**Aim of the task**: What you return should be the lines of the data containing "term", each in full.

* * *

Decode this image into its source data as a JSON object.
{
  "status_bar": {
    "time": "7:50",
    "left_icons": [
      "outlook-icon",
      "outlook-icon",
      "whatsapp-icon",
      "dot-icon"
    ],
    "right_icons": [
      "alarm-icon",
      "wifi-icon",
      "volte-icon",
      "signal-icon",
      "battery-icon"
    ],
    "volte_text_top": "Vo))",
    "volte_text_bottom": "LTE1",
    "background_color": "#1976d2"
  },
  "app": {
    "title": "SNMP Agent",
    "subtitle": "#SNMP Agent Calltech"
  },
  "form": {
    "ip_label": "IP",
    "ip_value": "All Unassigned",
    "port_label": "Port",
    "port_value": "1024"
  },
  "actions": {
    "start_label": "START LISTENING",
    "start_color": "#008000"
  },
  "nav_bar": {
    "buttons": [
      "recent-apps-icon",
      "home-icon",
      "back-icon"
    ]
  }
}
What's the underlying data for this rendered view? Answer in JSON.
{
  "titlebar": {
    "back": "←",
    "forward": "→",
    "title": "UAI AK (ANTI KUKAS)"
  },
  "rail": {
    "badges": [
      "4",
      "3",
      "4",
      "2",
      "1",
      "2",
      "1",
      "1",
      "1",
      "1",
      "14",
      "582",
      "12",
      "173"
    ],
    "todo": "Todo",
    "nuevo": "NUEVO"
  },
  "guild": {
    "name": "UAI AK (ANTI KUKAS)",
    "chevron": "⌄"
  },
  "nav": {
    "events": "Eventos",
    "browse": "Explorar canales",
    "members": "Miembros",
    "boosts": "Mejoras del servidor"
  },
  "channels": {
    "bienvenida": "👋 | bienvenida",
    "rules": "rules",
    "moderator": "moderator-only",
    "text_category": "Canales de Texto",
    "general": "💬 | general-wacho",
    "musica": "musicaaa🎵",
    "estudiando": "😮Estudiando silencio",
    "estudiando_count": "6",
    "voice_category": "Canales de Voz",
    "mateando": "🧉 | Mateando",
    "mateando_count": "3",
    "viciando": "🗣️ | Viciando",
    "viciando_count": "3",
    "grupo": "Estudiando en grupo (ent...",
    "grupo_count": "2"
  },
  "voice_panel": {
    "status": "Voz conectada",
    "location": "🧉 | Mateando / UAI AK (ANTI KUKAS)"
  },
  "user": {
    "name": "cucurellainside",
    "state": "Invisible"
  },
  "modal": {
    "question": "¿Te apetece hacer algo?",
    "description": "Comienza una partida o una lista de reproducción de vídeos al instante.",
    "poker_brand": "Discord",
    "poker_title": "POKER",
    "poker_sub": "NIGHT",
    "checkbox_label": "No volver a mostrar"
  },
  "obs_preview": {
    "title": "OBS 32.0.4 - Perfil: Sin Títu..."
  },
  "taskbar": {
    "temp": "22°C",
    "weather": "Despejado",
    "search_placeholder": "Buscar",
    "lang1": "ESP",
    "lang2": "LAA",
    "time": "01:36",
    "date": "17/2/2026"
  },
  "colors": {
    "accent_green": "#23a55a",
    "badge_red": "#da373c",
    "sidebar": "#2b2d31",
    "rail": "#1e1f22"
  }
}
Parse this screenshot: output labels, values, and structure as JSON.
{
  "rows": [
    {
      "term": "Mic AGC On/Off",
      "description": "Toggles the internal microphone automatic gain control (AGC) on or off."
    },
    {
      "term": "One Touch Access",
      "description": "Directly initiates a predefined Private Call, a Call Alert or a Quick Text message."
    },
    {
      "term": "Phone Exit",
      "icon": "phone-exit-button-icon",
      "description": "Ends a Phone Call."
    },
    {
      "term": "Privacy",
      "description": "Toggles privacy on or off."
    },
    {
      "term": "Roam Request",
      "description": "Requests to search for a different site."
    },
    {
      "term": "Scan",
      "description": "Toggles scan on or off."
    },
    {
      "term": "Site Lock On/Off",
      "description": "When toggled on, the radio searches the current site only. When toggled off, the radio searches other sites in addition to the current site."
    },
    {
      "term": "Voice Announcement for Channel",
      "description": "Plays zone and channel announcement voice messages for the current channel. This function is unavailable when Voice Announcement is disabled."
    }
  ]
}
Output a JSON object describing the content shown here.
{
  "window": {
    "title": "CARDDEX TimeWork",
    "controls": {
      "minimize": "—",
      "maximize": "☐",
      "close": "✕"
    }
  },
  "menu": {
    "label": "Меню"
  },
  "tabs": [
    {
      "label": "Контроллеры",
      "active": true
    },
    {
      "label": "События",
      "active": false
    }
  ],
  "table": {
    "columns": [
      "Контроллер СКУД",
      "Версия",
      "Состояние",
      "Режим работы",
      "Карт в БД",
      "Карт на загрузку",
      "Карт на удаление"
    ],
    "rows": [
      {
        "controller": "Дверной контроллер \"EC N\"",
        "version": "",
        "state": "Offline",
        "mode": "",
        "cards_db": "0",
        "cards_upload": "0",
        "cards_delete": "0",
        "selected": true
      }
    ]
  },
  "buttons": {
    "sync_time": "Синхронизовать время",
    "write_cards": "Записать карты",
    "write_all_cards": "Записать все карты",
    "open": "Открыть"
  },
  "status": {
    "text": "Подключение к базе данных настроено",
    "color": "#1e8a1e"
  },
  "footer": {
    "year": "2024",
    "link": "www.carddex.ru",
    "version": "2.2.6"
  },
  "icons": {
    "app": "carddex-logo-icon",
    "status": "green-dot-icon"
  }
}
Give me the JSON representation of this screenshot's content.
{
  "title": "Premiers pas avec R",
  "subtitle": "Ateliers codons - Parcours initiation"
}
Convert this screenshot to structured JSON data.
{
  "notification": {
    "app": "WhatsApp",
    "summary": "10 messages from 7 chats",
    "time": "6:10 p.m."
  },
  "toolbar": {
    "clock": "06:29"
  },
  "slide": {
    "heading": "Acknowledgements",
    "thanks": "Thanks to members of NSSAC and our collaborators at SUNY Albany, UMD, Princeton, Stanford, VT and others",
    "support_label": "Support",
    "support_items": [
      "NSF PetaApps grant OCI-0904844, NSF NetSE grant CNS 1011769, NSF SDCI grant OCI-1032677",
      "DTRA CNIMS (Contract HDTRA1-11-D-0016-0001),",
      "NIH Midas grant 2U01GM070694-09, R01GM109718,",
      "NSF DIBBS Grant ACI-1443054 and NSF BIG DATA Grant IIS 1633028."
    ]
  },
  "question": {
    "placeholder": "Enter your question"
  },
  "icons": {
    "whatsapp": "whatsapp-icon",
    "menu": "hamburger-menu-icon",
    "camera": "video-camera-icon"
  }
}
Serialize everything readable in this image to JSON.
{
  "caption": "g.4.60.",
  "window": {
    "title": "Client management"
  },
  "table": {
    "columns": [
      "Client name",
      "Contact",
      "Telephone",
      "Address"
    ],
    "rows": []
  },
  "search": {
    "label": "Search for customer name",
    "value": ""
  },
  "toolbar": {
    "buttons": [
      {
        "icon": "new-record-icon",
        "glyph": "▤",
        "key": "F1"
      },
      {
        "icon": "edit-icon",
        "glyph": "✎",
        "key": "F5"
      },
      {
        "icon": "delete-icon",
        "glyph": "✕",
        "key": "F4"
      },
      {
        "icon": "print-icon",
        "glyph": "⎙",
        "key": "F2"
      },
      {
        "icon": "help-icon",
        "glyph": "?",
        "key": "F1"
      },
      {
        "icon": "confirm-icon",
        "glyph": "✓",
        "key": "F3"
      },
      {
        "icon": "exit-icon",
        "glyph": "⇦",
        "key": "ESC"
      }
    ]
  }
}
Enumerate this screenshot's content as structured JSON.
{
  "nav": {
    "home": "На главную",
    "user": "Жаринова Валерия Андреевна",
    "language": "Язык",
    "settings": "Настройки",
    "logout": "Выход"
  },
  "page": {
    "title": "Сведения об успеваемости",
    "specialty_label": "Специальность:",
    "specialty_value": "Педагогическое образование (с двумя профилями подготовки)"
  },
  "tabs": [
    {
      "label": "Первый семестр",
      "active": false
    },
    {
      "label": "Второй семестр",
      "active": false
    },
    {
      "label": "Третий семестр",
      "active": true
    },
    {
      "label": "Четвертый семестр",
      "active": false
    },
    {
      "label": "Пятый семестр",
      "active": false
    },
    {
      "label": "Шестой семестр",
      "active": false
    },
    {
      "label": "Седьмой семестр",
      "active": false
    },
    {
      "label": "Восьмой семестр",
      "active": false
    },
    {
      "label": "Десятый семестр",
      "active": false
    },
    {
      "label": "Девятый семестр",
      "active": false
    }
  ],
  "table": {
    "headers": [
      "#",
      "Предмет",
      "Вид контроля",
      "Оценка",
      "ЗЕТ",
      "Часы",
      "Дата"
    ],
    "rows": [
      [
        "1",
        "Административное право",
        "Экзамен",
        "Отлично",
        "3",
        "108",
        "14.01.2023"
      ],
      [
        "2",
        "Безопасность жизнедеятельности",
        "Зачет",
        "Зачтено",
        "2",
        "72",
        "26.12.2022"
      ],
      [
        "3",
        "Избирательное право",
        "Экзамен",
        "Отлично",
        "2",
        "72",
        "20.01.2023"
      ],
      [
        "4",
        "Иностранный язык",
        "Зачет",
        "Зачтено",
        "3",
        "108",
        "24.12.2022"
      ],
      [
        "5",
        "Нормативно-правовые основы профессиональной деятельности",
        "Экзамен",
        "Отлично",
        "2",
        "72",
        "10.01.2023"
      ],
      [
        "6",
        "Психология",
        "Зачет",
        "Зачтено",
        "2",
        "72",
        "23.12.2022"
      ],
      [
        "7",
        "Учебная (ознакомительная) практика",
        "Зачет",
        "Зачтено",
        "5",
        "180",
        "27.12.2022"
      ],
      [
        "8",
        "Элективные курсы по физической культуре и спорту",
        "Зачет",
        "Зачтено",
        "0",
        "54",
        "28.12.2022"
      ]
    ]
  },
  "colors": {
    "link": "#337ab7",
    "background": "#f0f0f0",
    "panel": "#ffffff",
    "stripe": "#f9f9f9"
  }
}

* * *

**Response to the task**:
      "term": "Mic AGC On/Off",
      "term": "One Touch Access",
      "term": "Phone Exit",
      "term": "Privacy",
      "term": "Roam Request",
      "term": "Scan",
      "term": "Site Lock On/Off",
      "term": "Voice Announcement for Channel",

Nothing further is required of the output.